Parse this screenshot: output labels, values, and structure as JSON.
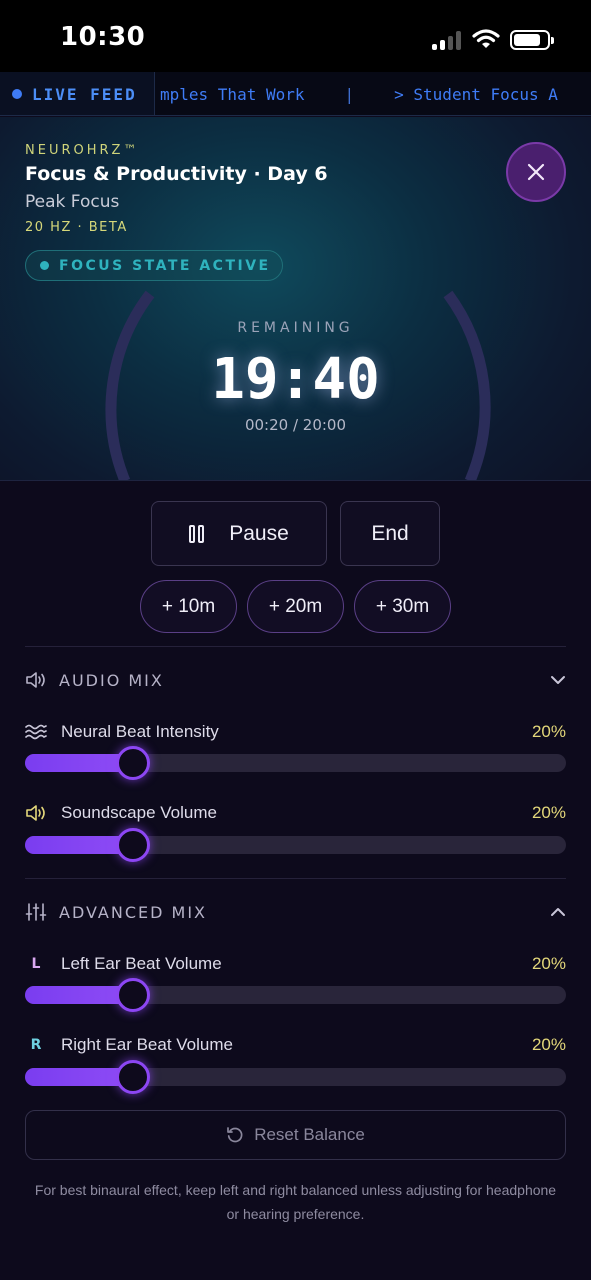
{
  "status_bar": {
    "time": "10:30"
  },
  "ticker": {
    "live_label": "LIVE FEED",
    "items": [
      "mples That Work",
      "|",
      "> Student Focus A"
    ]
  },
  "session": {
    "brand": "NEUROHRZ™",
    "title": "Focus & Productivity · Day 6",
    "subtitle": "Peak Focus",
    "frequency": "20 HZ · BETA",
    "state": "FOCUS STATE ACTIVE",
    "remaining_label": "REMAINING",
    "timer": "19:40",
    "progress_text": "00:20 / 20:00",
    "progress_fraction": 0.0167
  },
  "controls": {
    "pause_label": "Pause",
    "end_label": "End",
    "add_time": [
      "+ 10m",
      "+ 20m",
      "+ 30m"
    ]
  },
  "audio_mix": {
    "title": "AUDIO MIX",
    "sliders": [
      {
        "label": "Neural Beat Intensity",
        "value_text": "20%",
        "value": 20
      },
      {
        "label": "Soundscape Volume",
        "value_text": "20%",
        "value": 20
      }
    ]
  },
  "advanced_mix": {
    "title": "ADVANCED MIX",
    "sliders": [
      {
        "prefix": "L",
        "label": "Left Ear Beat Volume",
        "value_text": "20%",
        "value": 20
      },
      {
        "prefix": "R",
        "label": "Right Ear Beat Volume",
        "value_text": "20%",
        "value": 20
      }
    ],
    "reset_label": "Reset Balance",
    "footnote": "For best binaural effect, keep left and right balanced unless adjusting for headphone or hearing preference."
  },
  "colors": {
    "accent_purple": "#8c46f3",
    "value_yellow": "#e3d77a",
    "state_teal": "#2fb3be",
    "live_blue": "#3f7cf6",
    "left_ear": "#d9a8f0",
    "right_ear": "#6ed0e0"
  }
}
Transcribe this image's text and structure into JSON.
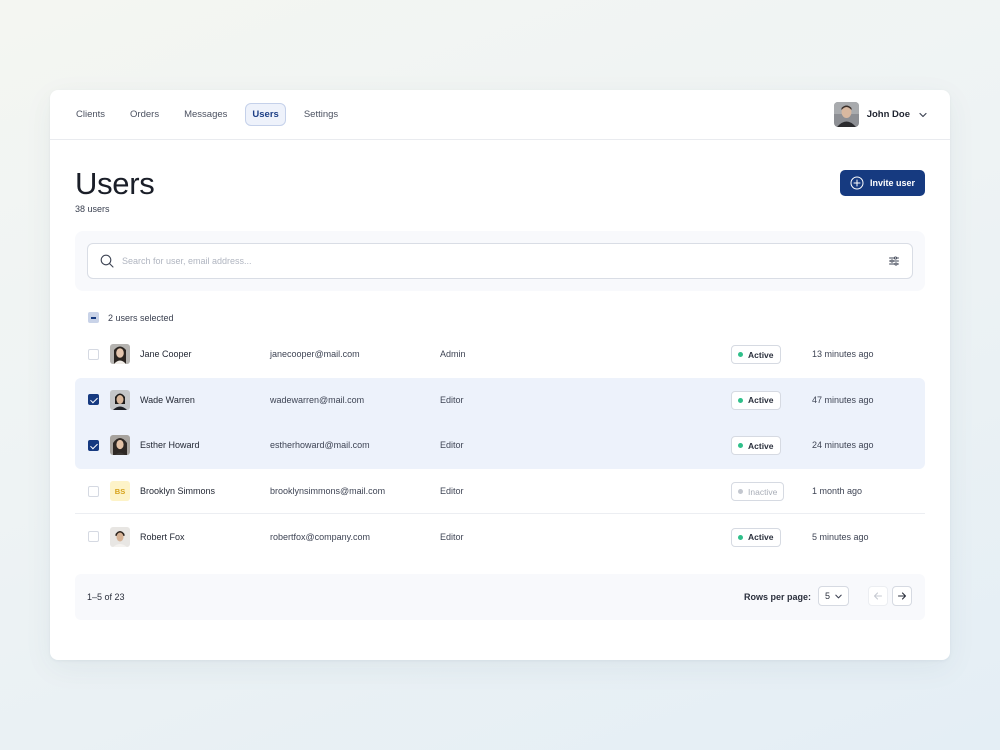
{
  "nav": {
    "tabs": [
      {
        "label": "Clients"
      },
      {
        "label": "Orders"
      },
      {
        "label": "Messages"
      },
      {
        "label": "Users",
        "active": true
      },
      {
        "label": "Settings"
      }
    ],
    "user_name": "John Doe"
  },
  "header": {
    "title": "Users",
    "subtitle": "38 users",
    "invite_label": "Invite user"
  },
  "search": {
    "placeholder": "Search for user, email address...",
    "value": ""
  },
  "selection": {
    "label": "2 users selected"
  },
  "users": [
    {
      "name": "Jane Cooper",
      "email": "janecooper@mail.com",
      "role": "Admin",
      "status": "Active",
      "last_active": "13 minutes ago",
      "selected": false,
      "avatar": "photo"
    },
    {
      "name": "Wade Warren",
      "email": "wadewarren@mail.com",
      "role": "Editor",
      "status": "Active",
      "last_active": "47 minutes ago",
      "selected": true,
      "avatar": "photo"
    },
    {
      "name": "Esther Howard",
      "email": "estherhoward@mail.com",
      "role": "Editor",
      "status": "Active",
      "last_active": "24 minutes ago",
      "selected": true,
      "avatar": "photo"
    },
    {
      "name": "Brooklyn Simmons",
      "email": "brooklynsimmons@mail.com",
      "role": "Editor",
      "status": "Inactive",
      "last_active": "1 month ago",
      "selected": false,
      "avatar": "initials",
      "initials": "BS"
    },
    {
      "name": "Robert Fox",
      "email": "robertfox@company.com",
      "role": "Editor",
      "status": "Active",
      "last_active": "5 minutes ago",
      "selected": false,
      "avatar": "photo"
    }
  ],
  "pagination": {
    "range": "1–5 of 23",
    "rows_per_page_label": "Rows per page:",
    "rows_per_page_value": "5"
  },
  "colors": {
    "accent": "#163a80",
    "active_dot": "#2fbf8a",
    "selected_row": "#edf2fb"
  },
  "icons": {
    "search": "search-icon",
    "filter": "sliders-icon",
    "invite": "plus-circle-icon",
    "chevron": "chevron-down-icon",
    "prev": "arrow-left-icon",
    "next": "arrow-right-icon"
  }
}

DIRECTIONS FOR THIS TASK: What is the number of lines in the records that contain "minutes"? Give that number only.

THE ANSWER: 4